■ **Dataset rows describing interfaces**
---+---
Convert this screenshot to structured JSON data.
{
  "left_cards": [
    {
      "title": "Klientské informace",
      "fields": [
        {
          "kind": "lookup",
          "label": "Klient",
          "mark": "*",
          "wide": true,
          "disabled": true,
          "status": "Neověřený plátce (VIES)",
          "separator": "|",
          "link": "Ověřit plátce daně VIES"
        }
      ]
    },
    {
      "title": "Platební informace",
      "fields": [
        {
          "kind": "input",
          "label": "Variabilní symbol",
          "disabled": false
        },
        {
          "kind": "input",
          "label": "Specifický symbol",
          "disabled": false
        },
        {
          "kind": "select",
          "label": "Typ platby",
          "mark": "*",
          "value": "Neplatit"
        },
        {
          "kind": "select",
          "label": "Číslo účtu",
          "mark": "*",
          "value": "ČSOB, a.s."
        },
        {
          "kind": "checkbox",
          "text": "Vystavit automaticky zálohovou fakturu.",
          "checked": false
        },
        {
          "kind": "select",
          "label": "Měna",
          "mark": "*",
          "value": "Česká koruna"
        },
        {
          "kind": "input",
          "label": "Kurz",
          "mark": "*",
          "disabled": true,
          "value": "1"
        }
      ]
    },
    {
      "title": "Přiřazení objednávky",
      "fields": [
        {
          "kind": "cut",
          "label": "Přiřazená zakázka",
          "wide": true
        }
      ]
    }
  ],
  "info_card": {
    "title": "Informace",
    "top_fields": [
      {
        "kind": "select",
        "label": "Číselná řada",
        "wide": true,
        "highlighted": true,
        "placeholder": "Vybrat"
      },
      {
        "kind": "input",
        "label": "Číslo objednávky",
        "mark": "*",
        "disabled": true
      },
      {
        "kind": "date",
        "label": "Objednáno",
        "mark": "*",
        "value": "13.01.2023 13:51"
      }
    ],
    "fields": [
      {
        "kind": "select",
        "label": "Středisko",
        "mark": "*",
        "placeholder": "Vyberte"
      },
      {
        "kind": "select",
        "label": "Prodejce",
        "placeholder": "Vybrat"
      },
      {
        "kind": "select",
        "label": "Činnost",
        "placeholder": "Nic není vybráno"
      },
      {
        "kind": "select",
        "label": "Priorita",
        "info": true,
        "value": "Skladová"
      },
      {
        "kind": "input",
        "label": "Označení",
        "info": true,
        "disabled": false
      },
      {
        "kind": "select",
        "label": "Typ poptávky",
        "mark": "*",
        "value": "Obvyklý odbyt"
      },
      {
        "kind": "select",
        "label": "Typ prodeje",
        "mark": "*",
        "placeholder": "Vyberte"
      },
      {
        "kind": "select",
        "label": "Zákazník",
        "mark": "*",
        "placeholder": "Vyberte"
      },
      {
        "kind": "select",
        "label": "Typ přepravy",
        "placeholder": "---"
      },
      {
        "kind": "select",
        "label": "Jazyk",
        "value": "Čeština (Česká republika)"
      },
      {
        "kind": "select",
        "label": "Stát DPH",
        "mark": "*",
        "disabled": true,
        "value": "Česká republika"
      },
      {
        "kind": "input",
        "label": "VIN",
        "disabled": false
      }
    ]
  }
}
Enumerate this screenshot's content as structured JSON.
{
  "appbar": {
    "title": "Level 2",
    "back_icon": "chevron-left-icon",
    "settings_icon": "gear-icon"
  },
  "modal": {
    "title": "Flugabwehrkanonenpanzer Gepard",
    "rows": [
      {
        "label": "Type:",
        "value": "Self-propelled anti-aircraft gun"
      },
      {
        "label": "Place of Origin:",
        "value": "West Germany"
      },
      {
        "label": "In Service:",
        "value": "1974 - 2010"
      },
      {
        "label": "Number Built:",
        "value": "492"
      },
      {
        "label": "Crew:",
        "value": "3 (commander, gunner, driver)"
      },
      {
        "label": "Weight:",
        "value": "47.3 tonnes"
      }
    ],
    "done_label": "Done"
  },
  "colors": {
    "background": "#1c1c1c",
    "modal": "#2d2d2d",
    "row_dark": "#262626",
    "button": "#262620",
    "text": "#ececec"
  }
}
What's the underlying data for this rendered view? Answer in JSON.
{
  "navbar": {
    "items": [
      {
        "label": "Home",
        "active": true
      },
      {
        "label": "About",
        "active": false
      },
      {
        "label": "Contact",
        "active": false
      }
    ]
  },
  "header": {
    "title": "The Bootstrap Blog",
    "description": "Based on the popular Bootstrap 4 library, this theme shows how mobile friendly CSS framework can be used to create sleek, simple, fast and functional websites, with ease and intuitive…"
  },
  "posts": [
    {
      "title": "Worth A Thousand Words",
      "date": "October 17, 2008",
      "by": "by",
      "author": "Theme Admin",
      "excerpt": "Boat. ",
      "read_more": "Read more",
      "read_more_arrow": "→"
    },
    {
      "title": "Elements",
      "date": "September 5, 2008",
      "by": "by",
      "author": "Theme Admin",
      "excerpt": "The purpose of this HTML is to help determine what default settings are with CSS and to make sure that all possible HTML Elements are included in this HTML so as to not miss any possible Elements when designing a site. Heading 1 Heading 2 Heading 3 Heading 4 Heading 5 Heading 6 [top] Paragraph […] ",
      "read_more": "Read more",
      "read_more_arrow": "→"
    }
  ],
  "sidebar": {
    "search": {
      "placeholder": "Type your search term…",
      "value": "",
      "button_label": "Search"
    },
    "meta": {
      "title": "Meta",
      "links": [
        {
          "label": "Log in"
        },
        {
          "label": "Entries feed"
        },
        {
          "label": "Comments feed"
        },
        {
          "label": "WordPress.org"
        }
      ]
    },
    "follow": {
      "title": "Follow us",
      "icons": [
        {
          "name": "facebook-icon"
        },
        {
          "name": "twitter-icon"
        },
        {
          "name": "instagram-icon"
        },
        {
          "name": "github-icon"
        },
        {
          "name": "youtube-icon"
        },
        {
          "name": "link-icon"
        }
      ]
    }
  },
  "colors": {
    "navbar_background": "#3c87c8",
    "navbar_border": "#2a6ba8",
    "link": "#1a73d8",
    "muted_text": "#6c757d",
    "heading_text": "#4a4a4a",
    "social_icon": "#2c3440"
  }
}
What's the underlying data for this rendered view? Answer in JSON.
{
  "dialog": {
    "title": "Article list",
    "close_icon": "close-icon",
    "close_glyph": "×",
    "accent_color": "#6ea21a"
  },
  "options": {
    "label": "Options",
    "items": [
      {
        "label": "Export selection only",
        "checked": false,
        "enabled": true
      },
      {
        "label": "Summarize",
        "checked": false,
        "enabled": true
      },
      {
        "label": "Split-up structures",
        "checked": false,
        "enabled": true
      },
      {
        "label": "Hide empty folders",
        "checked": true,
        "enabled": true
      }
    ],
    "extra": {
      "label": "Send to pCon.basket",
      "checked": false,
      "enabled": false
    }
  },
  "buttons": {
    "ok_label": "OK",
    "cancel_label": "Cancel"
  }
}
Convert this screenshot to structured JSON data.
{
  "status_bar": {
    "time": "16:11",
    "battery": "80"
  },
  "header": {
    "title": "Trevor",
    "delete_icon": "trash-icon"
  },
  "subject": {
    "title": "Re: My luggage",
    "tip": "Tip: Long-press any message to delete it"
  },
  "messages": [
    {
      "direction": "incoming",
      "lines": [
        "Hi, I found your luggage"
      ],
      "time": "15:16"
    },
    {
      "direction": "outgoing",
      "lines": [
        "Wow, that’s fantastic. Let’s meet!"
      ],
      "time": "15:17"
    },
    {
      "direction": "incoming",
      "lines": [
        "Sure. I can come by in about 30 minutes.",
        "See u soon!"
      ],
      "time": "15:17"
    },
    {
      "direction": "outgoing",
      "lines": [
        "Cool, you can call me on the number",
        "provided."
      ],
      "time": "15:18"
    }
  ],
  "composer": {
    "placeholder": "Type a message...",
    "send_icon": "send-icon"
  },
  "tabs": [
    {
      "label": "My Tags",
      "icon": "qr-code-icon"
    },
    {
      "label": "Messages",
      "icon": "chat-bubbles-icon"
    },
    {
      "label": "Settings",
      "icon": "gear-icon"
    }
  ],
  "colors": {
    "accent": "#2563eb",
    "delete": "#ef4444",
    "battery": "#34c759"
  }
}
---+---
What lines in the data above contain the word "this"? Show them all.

Convert this screenshot to structured JSON data.
Enumerate this screenshot's content as structured JSON.
What's the underlying data for this rendered view? Answer in JSON.
    "description": "Based on the popular Bootstrap 4 library, this theme shows how mobile friendly CSS framework can be used to create sleek, simple, fast and functional websites, with ease and intuitive…"
      "excerpt": "The purpose of this HTML is to help determine what default settings are with CSS and to make sure that all possible HTML Elements are included in this HTML so as to not miss any possible Elements when designing a site. Heading 1 Heading 2 Heading 3 Heading 4 Heading 5 Heading 6 [top] Paragraph […] ",
What's the underlying data for this rendered view? Answer in JSON.
Convert this screenshot to structured JSON data.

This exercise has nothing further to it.